I was not sure exactly how to react to this. I looked again at the grainy satellite photo.
“You’re saying they used her brain,” I asked, expecting another round of snickers.
Nobody laughed. Then, after a minute, I did. I had been sitting there in a cold sweat, so worried that I was in trouble or that I was being discharged or transferred. It was almost a relief to find out that the real reason was something so outlandish, something like the plot of a black and white sci-fi movies that my dad would watch at 3 in the morning.
Nobody joined me though. In fact, the temperature in the room had gone up a few degrees. All the fashionable men with good hair looked uncomfortable. The Shaved Man was practically glaring at me.
Having gone to a tough high school, I was familiar with this phenomenon. The people that most like to sneer and laugh down at you go crazy when you laugh back. They can’t stand it. I cleared my throat.
“So they used her brain,” I said, seriously. “To make a computer.”
“Yes,” said the Shaved Man. “And ever since, the tactical capabilities of Iran’s military and Revolutionary Guard have evolved at a rate that ought to not be possible. You ever play chess against a computer miss ***********? It’s not a fair game. Ever since they built that computer, trying to check Iran in the Gulf is like playing against a perfect chess machine, as logical as a computer yet as adaptive as a human brain.”
“Can I ask a question?” I interjected. “What’s so special about her brain? I mean, not to be crude, but it seems like the Chinese had the right idea. You’d be better off with a fresh one.”
The smile began to creep back into the Shaved Man’s face, cross-contaminating with the lingering look of contempt he had taken on when I laughed at him.
“Don’t act dense,” he said. “This is your area of expertise. Why do you think you’re here ***********?”
At this point I had no idea what he was talking about, but when one of the pretty boys produced a white envelope, it clicked, and I had an idea of what I was about to see. The pretty boy dropped laminated sheet after laminated sheet on the desk. They sounded like soft leaves landing in still water.
“You know a little something about this, don’t you?” the Shaved Man said. “Don’t you?”
A tree with bloody palm prints crawling across its surface. A circle carved in pale dirt with dozens of geometric shapes and symbols scrawled inside. A woman with silvery blonde hair and dark eyes, laying in the green grass, blood seeping dark through her blue scrubs. A girl with red, shackled hands. Police blocking off a crime scene with bright yellow tape.
“I had nothing to do with this,” I said. I sounded calm. “They caught the girl who did this. She’s in jail.”
“But you do know the girl,” the Shaved Man said. “Don’t you?” If they already had all these photos, it was safe to assume they knew about Lydia. So I nodded.
“Miss *********** you look nervous,” the Shaved Man said seriously. He swept up the five photos and dropped them back into the envelope. “You needn’t be. Your military record is snow white, and we will do nothing to tarnish that. In fact, we want to help you to excel.” He produced a second, identical envelope and handed it to me.

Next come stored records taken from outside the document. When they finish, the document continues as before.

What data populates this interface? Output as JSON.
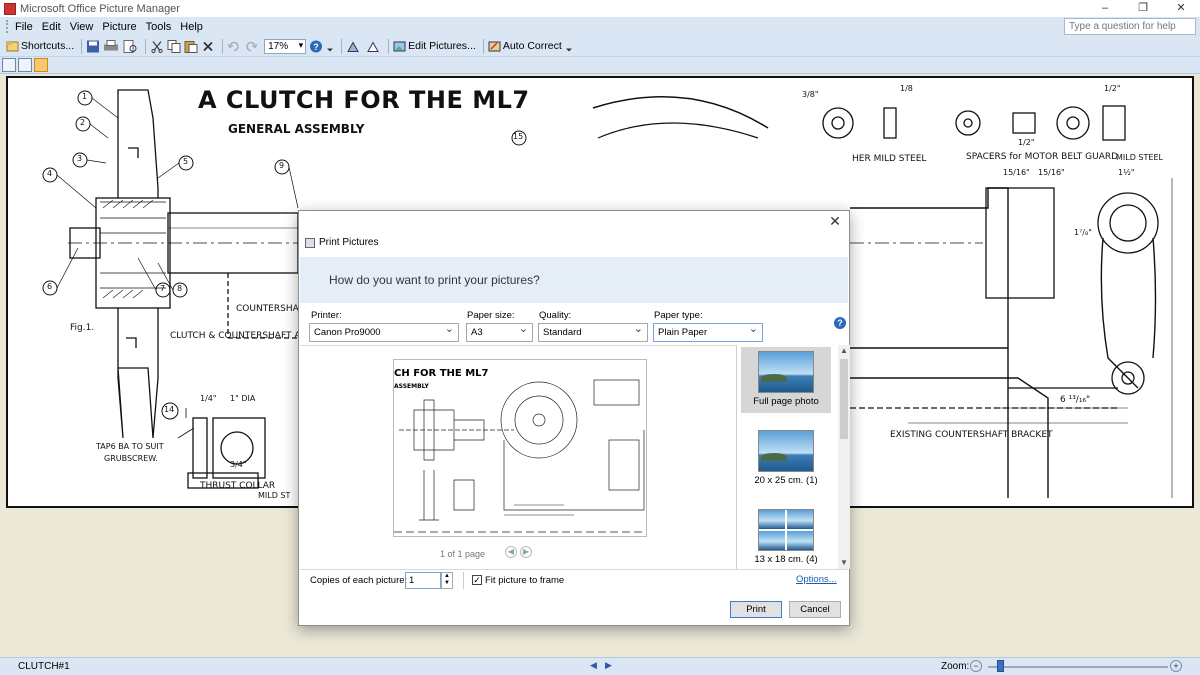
{
  "window": {
    "title": "Microsoft Office Picture Manager",
    "controls": [
      "–",
      "❐",
      "✕"
    ]
  },
  "menubar": {
    "items": [
      "File",
      "Edit",
      "View",
      "Picture",
      "Tools",
      "Help"
    ],
    "help_placeholder": "Type a question for help"
  },
  "toolbar": {
    "shortcuts_label": "Shortcuts...",
    "zoom_value": "17%",
    "edit_pictures_label": "Edit Pictures...",
    "auto_correct_label": "Auto Correct"
  },
  "drawing": {
    "title": "A CLUTCH FOR THE ML7",
    "subtitle": "GENERAL ASSEMBLY",
    "fig_label": "Fig.1.",
    "assembly_label": "CLUTCH & COUNTERSHAFT ASS",
    "countershaft_label": "COUNTERSHAFT E",
    "mild_steel_1": "HER MILD STEEL",
    "spacers_label": "SPACERS for MOTOR BELT GUARD",
    "spacers_material": "MILD STEEL",
    "bracket_label": "EXISTING COUNTERSHAFT BRACKET",
    "thrust_collar": "THRUST COLLAR",
    "thrust_material": "MILD ST",
    "tap_label": "TAP6 BA TO SUIT",
    "grubscrew": "GRUBSCREW.",
    "dia_label": "1\" DIA",
    "dim_34": "3/4\"",
    "dim_14": "1/4\"",
    "dim_15_16a": "15/16\"",
    "dim_15_16b": "15/16\"",
    "dim_1_half": "1½\"",
    "dim_1_78": "1⁷/₈\"",
    "dim_bracket": "6 ¹³/₁₆\"",
    "dim_18": "1/8",
    "dim_38": "3/8\"",
    "dim_12a": "1/2\"",
    "dim_12b": "1/2\"",
    "callout_1": "1",
    "callout_2": "2",
    "callout_3": "3",
    "callout_4": "4",
    "callout_5": "5",
    "callout_6": "6",
    "callout_7": "7",
    "callout_8": "8",
    "callout_9": "9",
    "callout_14": "14",
    "callout_15": "15"
  },
  "dialog": {
    "title": "Print Pictures",
    "question": "How do you want to print your pictures?",
    "printer_label": "Printer:",
    "printer_value": "Canon Pro9000",
    "paper_size_label": "Paper size:",
    "paper_size_value": "A3",
    "quality_label": "Quality:",
    "quality_value": "Standard",
    "paper_type_label": "Paper type:",
    "paper_type_value": "Plain Paper",
    "preview_title": "CH FOR THE ML7",
    "preview_subtitle": "ASSEMBLY",
    "page_info": "1 of 1 page",
    "layouts": [
      {
        "label": "Full page photo",
        "selected": true
      },
      {
        "label": "20 x 25 cm. (1)",
        "selected": false
      },
      {
        "label": "13 x 18 cm. (4)",
        "selected": false
      }
    ],
    "copies_label": "Copies of each picture:",
    "copies_value": "1",
    "fit_label": "Fit picture to frame",
    "fit_checked": true,
    "options_label": "Options...",
    "print_label": "Print",
    "cancel_label": "Cancel"
  },
  "statusbar": {
    "filename": "CLUTCH#1",
    "zoom_label": "Zoom:",
    "zoom_fraction": 0.05
  }
}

“We’ll continue this conversation tomorrow,” he said. “At the Pentagon.”
This was it. My Obama moment. Immigrant makes good, serves her country, excels further than anyone thought probable. I briefly tried to savor it, but the taste in my mouth was sour.
I took the folder.